### YOUR TASK
Within the data, how many lines hold the word "التنفيذية"? Answer with nothing but the number.

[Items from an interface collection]
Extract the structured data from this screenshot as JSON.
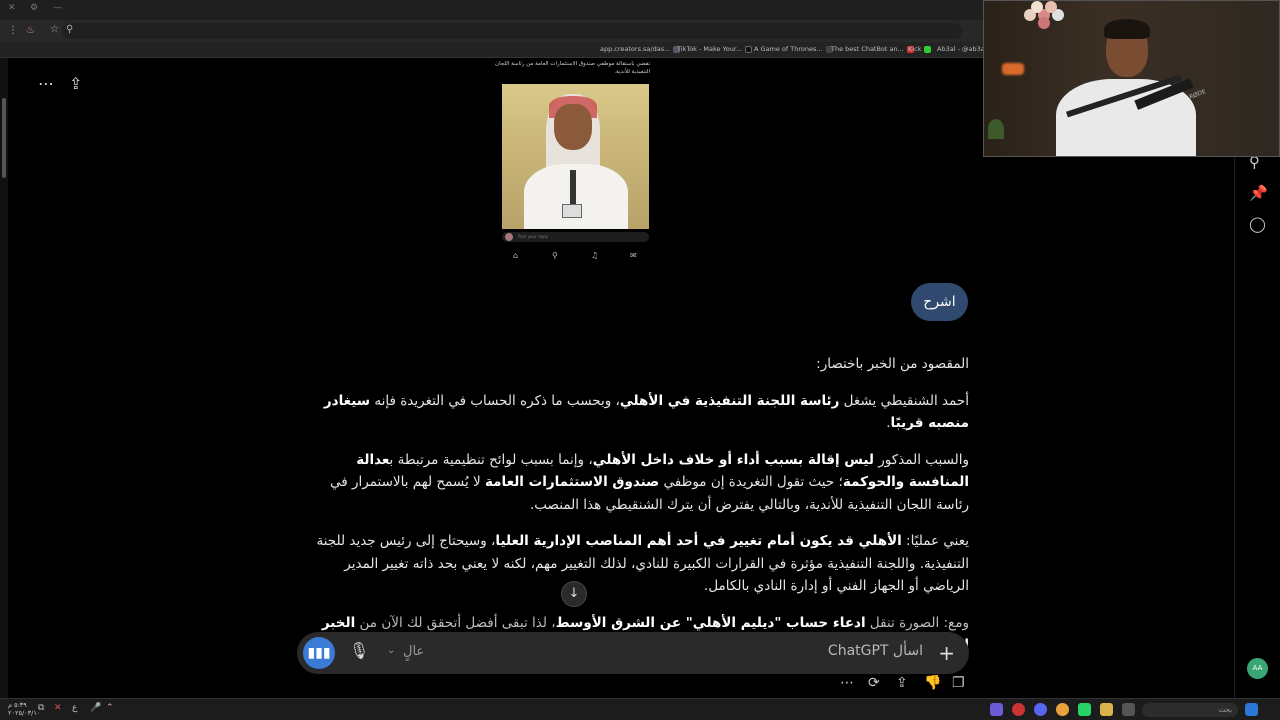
{
  "browser": {
    "window_controls": [
      "✕",
      "⚙",
      "—"
    ],
    "bookmarks": [
      {
        "label": "app.creators.sa/das...",
        "color": "#555"
      },
      {
        "label": "TikTok - Make Your...",
        "color": "#111"
      },
      {
        "label": "A Game of Thrones...",
        "color": "#444"
      },
      {
        "label": "The best ChatBot an...",
        "color": "#c33"
      },
      {
        "label": "Kick",
        "color": "#222"
      },
      {
        "label": "Ab3al - @ab3al",
        "color": "#3c3"
      }
    ]
  },
  "embedded_image": {
    "caption": "تقضي باستقالة موظفي صندوق الاستثمارات العامة من رئاسة اللجان التنفيذية للأندية.",
    "reply_placeholder": "Post your reply"
  },
  "chat": {
    "user_message": "اشرح",
    "answer": {
      "intro": "المقصود من الخبر باختصار:",
      "p1_a": "أحمد الشنقيطي يشغل ",
      "p1_b": "رئاسة اللجنة التنفيذية في الأهلي",
      "p1_c": "، وبحسب ما ذكره الحساب في التغريدة فإنه ",
      "p1_d": "سيغادر منصبه قريبًا",
      "p1_e": ".",
      "p2_a": "والسبب المذكور ",
      "p2_b": "ليس إقالة بسبب أداء أو خلاف داخل الأهلي",
      "p2_c": "، وإنما بسبب لوائح تنظيمية مرتبطة ب",
      "p2_d": "عدالة المنافسة والحوكمة",
      "p2_e": "؛ حيث تقول التغريدة إن موظفي ",
      "p2_f": "صندوق الاستثمارات العامة",
      "p2_g": " لا يُسمح لهم بالاستمرار في رئاسة اللجان التنفيذية للأندية، وبالتالي يفترض أن يترك الشنقيطي هذا المنصب.",
      "p3_a": "يعني عمليًا: ",
      "p3_b": "الأهلي قد يكون أمام تغيير في أحد أهم المناصب الإدارية العليا",
      "p3_c": "، وسيحتاج إلى رئيس جديد للجنة التنفيذية. واللجنة التنفيذية مؤثرة في القرارات الكبيرة للنادي، لذلك التغيير مهم، لكنه لا يعني بحد ذاته تغيير المدير الرياضي أو الجهاز الفني أو إدارة النادي بالكامل.",
      "p4_a": "ومع: الصورة تنقل ",
      "p4_b": "ادعاء حساب \"ديليم الأهلي\" عن الشرق الأوسط",
      "p4_c": "، لذا تبقى أفضل أتحقق لك الآن من ",
      "p4_d": "الخبر الأصلي في"
    }
  },
  "composer": {
    "placeholder": "اسأل ChatGPT",
    "mode_label": "عالٍ"
  },
  "sidebar": {
    "avatar_initials": "AA"
  },
  "taskbar": {
    "time": "٥:٣٩ م",
    "date": "٢٠٢٥/٠٣/١٠",
    "search_placeholder": "بحث",
    "lang": "ع"
  },
  "webcam": {
    "mic_label": "RØDE"
  }
}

### SOLVED EXERCISE
4